[Dataset content Boundary: Start]

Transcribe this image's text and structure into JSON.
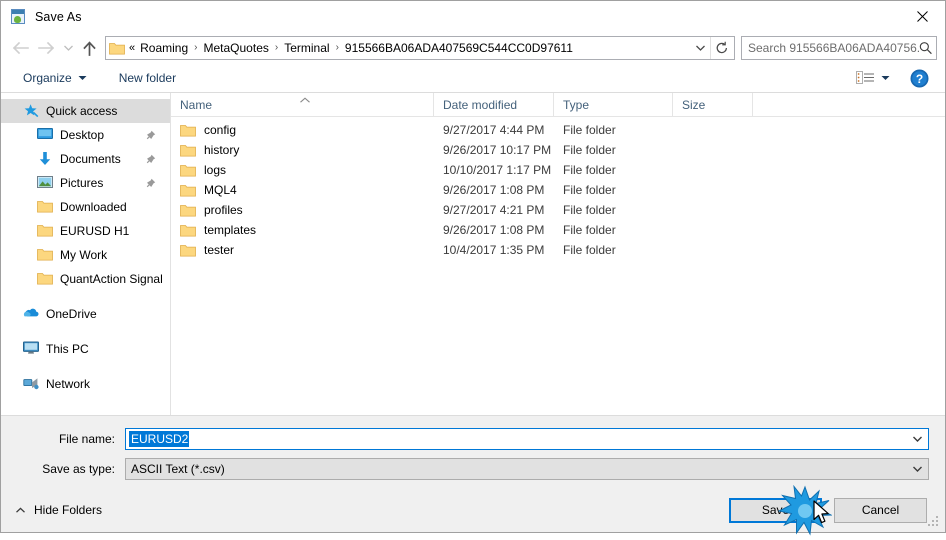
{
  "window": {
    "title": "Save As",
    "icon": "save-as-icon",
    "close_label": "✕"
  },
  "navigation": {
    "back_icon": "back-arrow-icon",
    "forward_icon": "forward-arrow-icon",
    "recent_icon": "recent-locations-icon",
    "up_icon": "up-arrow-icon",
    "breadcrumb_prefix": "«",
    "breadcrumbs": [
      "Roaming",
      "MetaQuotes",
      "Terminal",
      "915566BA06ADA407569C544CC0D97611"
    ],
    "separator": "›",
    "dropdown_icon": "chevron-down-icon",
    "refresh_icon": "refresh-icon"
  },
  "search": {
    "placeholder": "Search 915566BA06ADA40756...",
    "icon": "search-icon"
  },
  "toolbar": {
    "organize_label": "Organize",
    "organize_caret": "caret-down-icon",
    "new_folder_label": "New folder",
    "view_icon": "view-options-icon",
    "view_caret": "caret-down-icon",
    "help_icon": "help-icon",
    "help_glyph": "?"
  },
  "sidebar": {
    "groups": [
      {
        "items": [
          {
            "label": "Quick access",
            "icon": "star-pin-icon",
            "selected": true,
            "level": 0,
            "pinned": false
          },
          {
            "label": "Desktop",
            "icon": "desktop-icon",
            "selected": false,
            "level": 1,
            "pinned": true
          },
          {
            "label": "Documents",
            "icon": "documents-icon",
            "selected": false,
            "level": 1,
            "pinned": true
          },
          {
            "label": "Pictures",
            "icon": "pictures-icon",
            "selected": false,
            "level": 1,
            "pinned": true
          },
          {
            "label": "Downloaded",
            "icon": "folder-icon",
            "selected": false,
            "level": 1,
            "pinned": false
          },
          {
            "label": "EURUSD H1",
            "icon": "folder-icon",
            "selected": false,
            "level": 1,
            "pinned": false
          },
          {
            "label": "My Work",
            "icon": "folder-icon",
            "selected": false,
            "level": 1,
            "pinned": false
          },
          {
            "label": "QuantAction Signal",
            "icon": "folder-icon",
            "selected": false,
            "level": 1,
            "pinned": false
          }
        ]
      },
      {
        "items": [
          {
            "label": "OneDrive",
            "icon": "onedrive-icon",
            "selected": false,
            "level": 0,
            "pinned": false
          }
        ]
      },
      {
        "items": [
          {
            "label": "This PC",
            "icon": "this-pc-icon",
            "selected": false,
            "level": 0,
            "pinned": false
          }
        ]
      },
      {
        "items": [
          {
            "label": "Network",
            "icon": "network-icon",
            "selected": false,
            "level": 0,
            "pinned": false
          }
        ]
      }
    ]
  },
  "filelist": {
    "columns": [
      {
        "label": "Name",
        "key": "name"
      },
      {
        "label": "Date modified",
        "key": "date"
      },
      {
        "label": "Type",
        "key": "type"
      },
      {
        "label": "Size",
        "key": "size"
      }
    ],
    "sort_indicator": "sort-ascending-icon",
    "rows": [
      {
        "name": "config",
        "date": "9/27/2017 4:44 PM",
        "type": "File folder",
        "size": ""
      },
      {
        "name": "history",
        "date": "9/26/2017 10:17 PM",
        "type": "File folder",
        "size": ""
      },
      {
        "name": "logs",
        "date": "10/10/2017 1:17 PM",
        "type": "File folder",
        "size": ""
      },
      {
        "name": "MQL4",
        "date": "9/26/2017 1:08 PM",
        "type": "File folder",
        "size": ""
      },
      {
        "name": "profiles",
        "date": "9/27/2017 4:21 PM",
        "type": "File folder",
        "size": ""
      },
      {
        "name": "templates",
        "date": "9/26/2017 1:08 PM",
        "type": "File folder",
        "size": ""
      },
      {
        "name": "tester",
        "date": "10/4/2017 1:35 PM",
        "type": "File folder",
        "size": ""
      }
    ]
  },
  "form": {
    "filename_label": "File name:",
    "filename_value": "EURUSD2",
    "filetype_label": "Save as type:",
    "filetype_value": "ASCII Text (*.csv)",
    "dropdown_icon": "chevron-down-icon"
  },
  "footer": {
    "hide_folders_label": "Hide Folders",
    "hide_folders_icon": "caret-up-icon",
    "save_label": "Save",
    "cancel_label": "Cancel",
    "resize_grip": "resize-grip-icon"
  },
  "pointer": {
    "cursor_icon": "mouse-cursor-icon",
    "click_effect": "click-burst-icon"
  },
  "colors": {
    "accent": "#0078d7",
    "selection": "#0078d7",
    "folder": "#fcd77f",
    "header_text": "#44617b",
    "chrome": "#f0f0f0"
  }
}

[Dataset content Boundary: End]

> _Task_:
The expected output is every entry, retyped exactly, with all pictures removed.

> _Solution_:
Transcribe this image's text and structure into JSON.
{
  "window": {
    "title": "Save As",
    "icon": "save-as-icon",
    "close_label": "✕"
  },
  "navigation": {
    "back_icon": "back-arrow-icon",
    "forward_icon": "forward-arrow-icon",
    "recent_icon": "recent-locations-icon",
    "up_icon": "up-arrow-icon",
    "breadcrumb_prefix": "«",
    "breadcrumbs": [
      "Roaming",
      "MetaQuotes",
      "Terminal",
      "915566BA06ADA407569C544CC0D97611"
    ],
    "separator": "›",
    "dropdown_icon": "chevron-down-icon",
    "refresh_icon": "refresh-icon"
  },
  "search": {
    "placeholder": "Search 915566BA06ADA40756...",
    "icon": "search-icon"
  },
  "toolbar": {
    "organize_label": "Organize",
    "organize_caret": "caret-down-icon",
    "new_folder_label": "New folder",
    "view_icon": "view-options-icon",
    "view_caret": "caret-down-icon",
    "help_icon": "help-icon",
    "help_glyph": "?"
  },
  "sidebar": {
    "groups": [
      {
        "items": [
          {
            "label": "Quick access",
            "icon": "star-pin-icon",
            "selected": true,
            "level": 0,
            "pinned": false
          },
          {
            "label": "Desktop",
            "icon": "desktop-icon",
            "selected": false,
            "level": 1,
            "pinned": true
          },
          {
            "label": "Documents",
            "icon": "documents-icon",
            "selected": false,
            "level": 1,
            "pinned": true
          },
          {
            "label": "Pictures",
            "icon": "pictures-icon",
            "selected": false,
            "level": 1,
            "pinned": true
          },
          {
            "label": "Downloaded",
            "icon": "folder-icon",
            "selected": false,
            "level": 1,
            "pinned": false
          },
          {
            "label": "EURUSD H1",
            "icon": "folder-icon",
            "selected": false,
            "level": 1,
            "pinned": false
          },
          {
            "label": "My Work",
            "icon": "folder-icon",
            "selected": false,
            "level": 1,
            "pinned": false
          },
          {
            "label": "QuantAction Signal",
            "icon": "folder-icon",
            "selected": false,
            "level": 1,
            "pinned": false
          }
        ]
      },
      {
        "items": [
          {
            "label": "OneDrive",
            "icon": "onedrive-icon",
            "selected": false,
            "level": 0,
            "pinned": false
          }
        ]
      },
      {
        "items": [
          {
            "label": "This PC",
            "icon": "this-pc-icon",
            "selected": false,
            "level": 0,
            "pinned": false
          }
        ]
      },
      {
        "items": [
          {
            "label": "Network",
            "icon": "network-icon",
            "selected": false,
            "level": 0,
            "pinned": false
          }
        ]
      }
    ]
  },
  "filelist": {
    "columns": [
      {
        "label": "Name",
        "key": "name"
      },
      {
        "label": "Date modified",
        "key": "date"
      },
      {
        "label": "Type",
        "key": "type"
      },
      {
        "label": "Size",
        "key": "size"
      }
    ],
    "sort_indicator": "sort-ascending-icon",
    "rows": [
      {
        "name": "config",
        "date": "9/27/2017 4:44 PM",
        "type": "File folder",
        "size": ""
      },
      {
        "name": "history",
        "date": "9/26/2017 10:17 PM",
        "type": "File folder",
        "size": ""
      },
      {
        "name": "logs",
        "date": "10/10/2017 1:17 PM",
        "type": "File folder",
        "size": ""
      },
      {
        "name": "MQL4",
        "date": "9/26/2017 1:08 PM",
        "type": "File folder",
        "size": ""
      },
      {
        "name": "profiles",
        "date": "9/27/2017 4:21 PM",
        "type": "File folder",
        "size": ""
      },
      {
        "name": "templates",
        "date": "9/26/2017 1:08 PM",
        "type": "File folder",
        "size": ""
      },
      {
        "name": "tester",
        "date": "10/4/2017 1:35 PM",
        "type": "File folder",
        "size": ""
      }
    ]
  },
  "form": {
    "filename_label": "File name:",
    "filename_value": "EURUSD2",
    "filetype_label": "Save as type:",
    "filetype_value": "ASCII Text (*.csv)",
    "dropdown_icon": "chevron-down-icon"
  },
  "footer": {
    "hide_folders_label": "Hide Folders",
    "hide_folders_icon": "caret-up-icon",
    "save_label": "Save",
    "cancel_label": "Cancel",
    "resize_grip": "resize-grip-icon"
  },
  "pointer": {
    "cursor_icon": "mouse-cursor-icon",
    "click_effect": "click-burst-icon"
  },
  "colors": {
    "accent": "#0078d7",
    "selection": "#0078d7",
    "folder": "#fcd77f",
    "header_text": "#44617b",
    "chrome": "#f0f0f0"
  }
}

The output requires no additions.